• [Source material]:
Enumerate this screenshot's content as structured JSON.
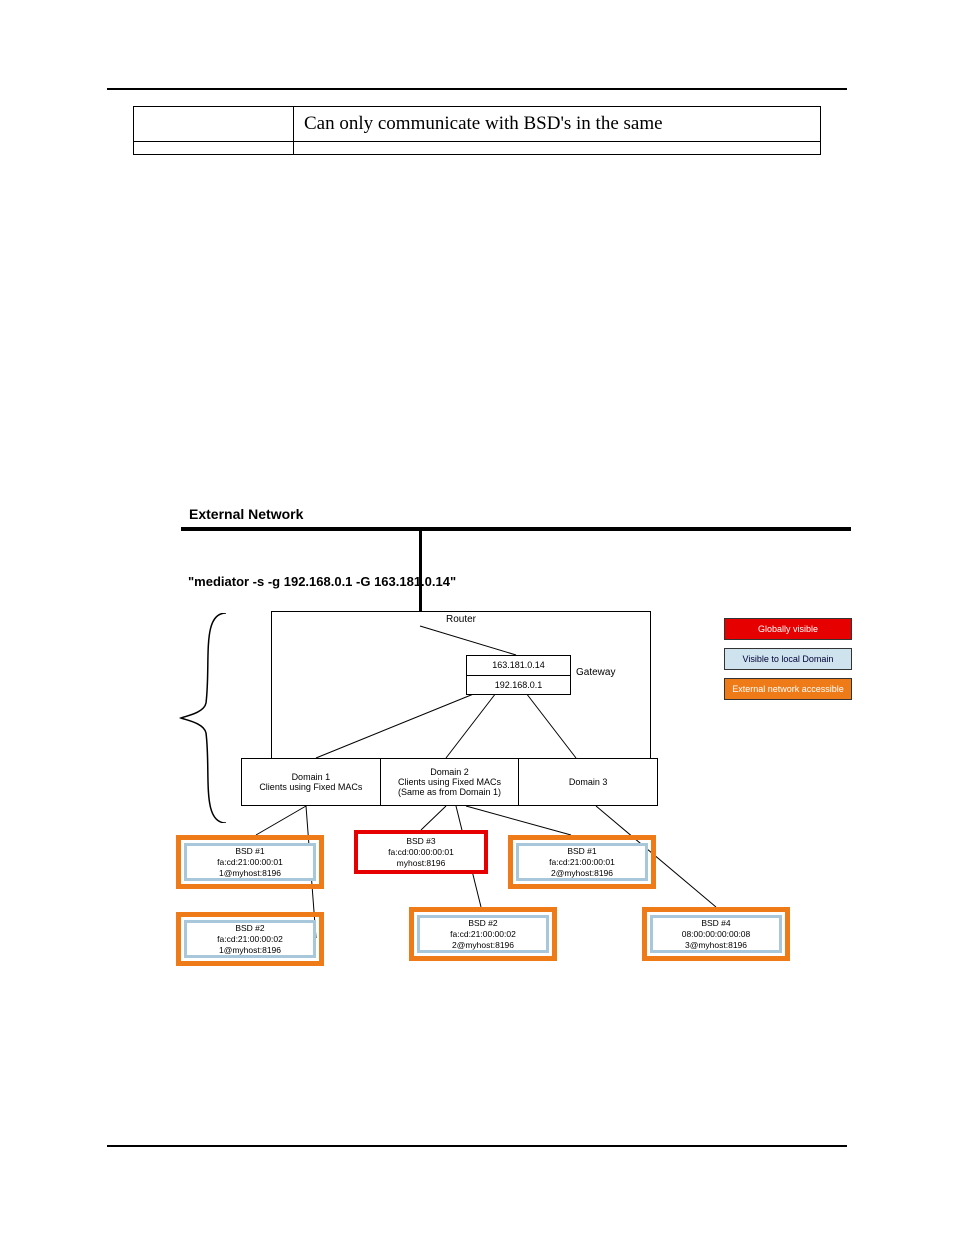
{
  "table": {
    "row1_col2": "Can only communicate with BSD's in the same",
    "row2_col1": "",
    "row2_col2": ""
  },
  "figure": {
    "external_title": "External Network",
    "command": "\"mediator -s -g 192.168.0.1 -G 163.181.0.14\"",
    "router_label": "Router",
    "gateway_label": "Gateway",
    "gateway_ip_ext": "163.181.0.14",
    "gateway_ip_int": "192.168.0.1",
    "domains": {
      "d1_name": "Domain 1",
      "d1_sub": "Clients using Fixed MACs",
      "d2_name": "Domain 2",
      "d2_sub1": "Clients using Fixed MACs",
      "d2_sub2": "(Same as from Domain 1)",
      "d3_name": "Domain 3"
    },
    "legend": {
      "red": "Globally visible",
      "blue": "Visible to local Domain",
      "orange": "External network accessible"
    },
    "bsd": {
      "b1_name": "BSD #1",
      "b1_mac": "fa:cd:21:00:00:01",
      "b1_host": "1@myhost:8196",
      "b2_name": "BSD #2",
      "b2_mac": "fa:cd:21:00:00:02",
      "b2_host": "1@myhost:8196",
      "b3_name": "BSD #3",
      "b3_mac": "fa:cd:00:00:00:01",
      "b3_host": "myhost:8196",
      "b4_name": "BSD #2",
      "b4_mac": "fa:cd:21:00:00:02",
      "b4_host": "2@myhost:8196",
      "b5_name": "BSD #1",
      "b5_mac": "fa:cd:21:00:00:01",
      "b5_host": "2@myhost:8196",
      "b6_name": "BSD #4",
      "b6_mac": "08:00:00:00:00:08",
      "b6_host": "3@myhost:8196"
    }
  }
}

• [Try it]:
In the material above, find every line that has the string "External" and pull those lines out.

• [Exercise solution]:
    "external_title": "External Network",
      "orange": "External network accessible"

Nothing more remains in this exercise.